December's Roaster's Choice Coffee Box subscribers will be trying coffee from The Wahundura Wet Mill, Kenya.
There are pockets of niche and exotic coffee quality all over the globe, but there is probably no country more synonymous with widespread high quality than Kenya.
The Wahundura Wet Mill (referred to as Factory in Kenya) is one of four factories owned and operated by the Kamacharia Farmers’ Cooperative Society (FCS) which collectively buys coffee cherry from over 5,800 smallholding families. Wahundura in particular sources coffee from 1,100 smallholder farmers who have farms located between 1750 and 1850 masl.
At the Wahundura Factory manager Catharine Wahu and her five permanent staff process the cherries that have been handpicked and delivered on the same day. They are then hand-sorted to remove defects and ensure optimum ripeness and then digitally weighed and recorded so that the farmer can receive a receipt of their delivery.
The coffees are ‘de-pulped’ to remove fruit and then weighed again to separate the highest density and quality beans. These are then dry fermented for approximately 8 hours before being placed in washing tanks to complete their fermentation.

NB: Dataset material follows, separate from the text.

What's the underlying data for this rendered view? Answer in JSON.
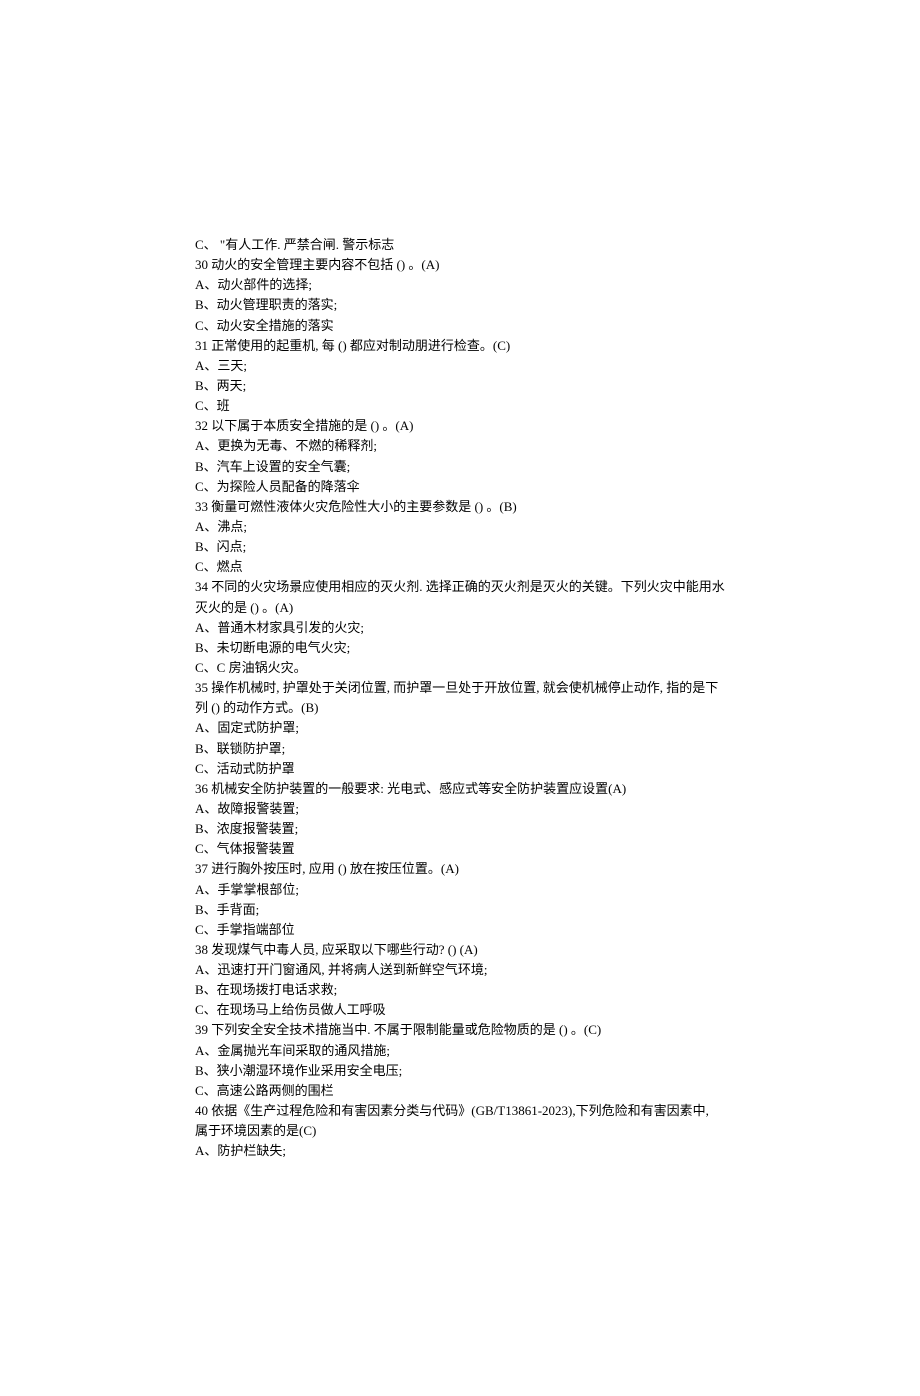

This processing may sound tedious, but it ensures not only very high-quality coffee but also uniformly high quality and a very clean cup profile to enhance the natural acidity of the high altitude SL28 variety beans.
Kenya's Coffee History
Although neighbouring Ethiopia is generally regarded as the birthplace of coffee, Kenya’s introduction to coffee was much later via Scottish missionaries and didn’t become traded commercially until as recently as 1900.
During Colonial rule coffees were only produced by British-owned farms. After the Mau Mau uprising in 1954 and the subsequent independence of Kenya in 1963 coffee production returned to the native land owners. The majority of these are smallholders, of which there are approximately 600,000 in Kenya, that produce coffee on a small scale. Production doesn’t usually meet minimum delivery requirements for large mills so instead these smallholders will usually supply one of the several hundred cooperatives that operate in the country.
There are many factors potentially behind the reputation for quality in Kenya. Growing conditions are renowned for being ideal in Kenya but other factors such as the introduction in the 1950s of hybrid varietals from Scott’s Lab (hence the SL prefix) play a part too. Most famously SL28 but also SL32 and SL34 are celebrated for their typically jammy ‘fruits of the forest’ type cup profiles that are so revered around the world.
Another potential factor is that since 1934 the Kenyan coffee has been sold via an auction platform which both grants access to buyers for producers and naturally incentivises quality (where higher quality gains higher prices). Although direct-trading with foreign buyers was made possible in 2006, and potentially removes middlemen that detract from revenue for farmers, the vast majority of coffee (85%-95%) is still traded via the Nairobi Coffee Exchange to this day.